**SOURCE MATERIAL:**
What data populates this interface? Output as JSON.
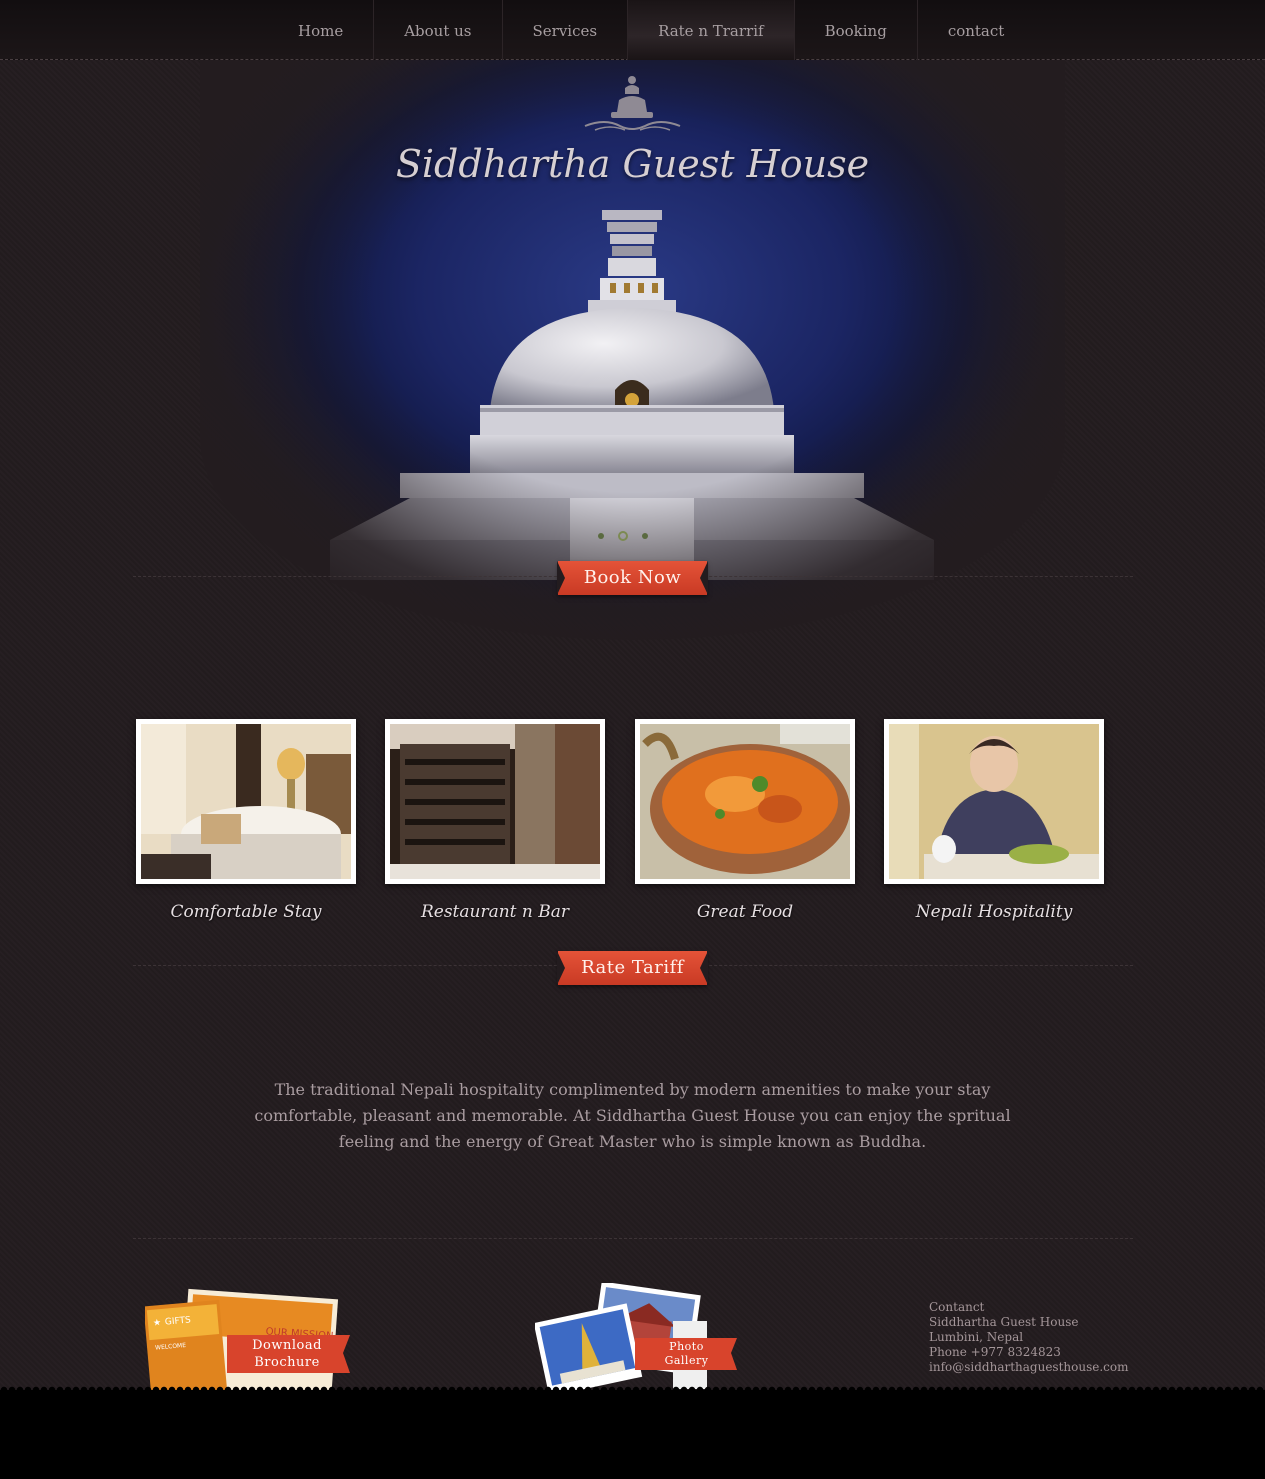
{
  "nav": {
    "items": [
      {
        "label": "Home"
      },
      {
        "label": "About us"
      },
      {
        "label": "Services"
      },
      {
        "label": "Rate n Trarrif"
      },
      {
        "label": "Booking"
      },
      {
        "label": "contact"
      }
    ],
    "active_index": 3
  },
  "hero": {
    "title": "Siddhartha Guest House",
    "slide_count": 3,
    "active_slide": 2,
    "book_now_label": "Book Now"
  },
  "features": [
    {
      "label": "Comfortable Stay"
    },
    {
      "label": "Restaurant n Bar"
    },
    {
      "label": "Great Food"
    },
    {
      "label": "Nepali Hospitality"
    }
  ],
  "rate_tariff_label": "Rate Tariff",
  "intro_text": "The traditional Nepali hospitality complimented by modern amenities to make your stay comfortable, pleasant and memorable. At Siddhartha Guest House you can enjoy the spritual feeling and the energy of Great Master who is simple known as Buddha.",
  "footer": {
    "brochure": {
      "line1": "Download",
      "line2": "Brochure",
      "card_text1": "GIFTS",
      "card_text2": "OUR MISSION",
      "card_text3": "WELCOME"
    },
    "gallery": {
      "line1": "Photo",
      "line2": "Gallery"
    },
    "contact": {
      "heading": "Contanct",
      "name": "Siddhartha Guest House",
      "address": "Lumbini, Nepal",
      "phone": "Phone +977 8324823",
      "email": "info@siddharthaguesthouse.com"
    }
  },
  "colors": {
    "background": "#231c1f",
    "accent": "#d8442c",
    "hero_sky": "#1b2563"
  }
}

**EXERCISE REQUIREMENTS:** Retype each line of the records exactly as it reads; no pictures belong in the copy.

**EXERCISE ANSWER:**
What data populates this interface? Output as JSON.
{
  "nav": {
    "items": [
      {
        "label": "Home"
      },
      {
        "label": "About us"
      },
      {
        "label": "Services"
      },
      {
        "label": "Rate n Trarrif"
      },
      {
        "label": "Booking"
      },
      {
        "label": "contact"
      }
    ],
    "active_index": 3
  },
  "hero": {
    "title": "Siddhartha Guest House",
    "slide_count": 3,
    "active_slide": 2,
    "book_now_label": "Book Now"
  },
  "features": [
    {
      "label": "Comfortable Stay"
    },
    {
      "label": "Restaurant n Bar"
    },
    {
      "label": "Great Food"
    },
    {
      "label": "Nepali Hospitality"
    }
  ],
  "rate_tariff_label": "Rate Tariff",
  "intro_text": "The traditional Nepali hospitality complimented by modern amenities to make your stay comfortable, pleasant and memorable. At Siddhartha Guest House you can enjoy the spritual feeling and the energy of Great Master who is simple known as Buddha.",
  "footer": {
    "brochure": {
      "line1": "Download",
      "line2": "Brochure",
      "card_text1": "GIFTS",
      "card_text2": "OUR MISSION",
      "card_text3": "WELCOME"
    },
    "gallery": {
      "line1": "Photo",
      "line2": "Gallery"
    },
    "contact": {
      "heading": "Contanct",
      "name": "Siddhartha Guest House",
      "address": "Lumbini, Nepal",
      "phone": "Phone +977 8324823",
      "email": "info@siddharthaguesthouse.com"
    }
  },
  "colors": {
    "background": "#231c1f",
    "accent": "#d8442c",
    "hero_sky": "#1b2563"
  }
}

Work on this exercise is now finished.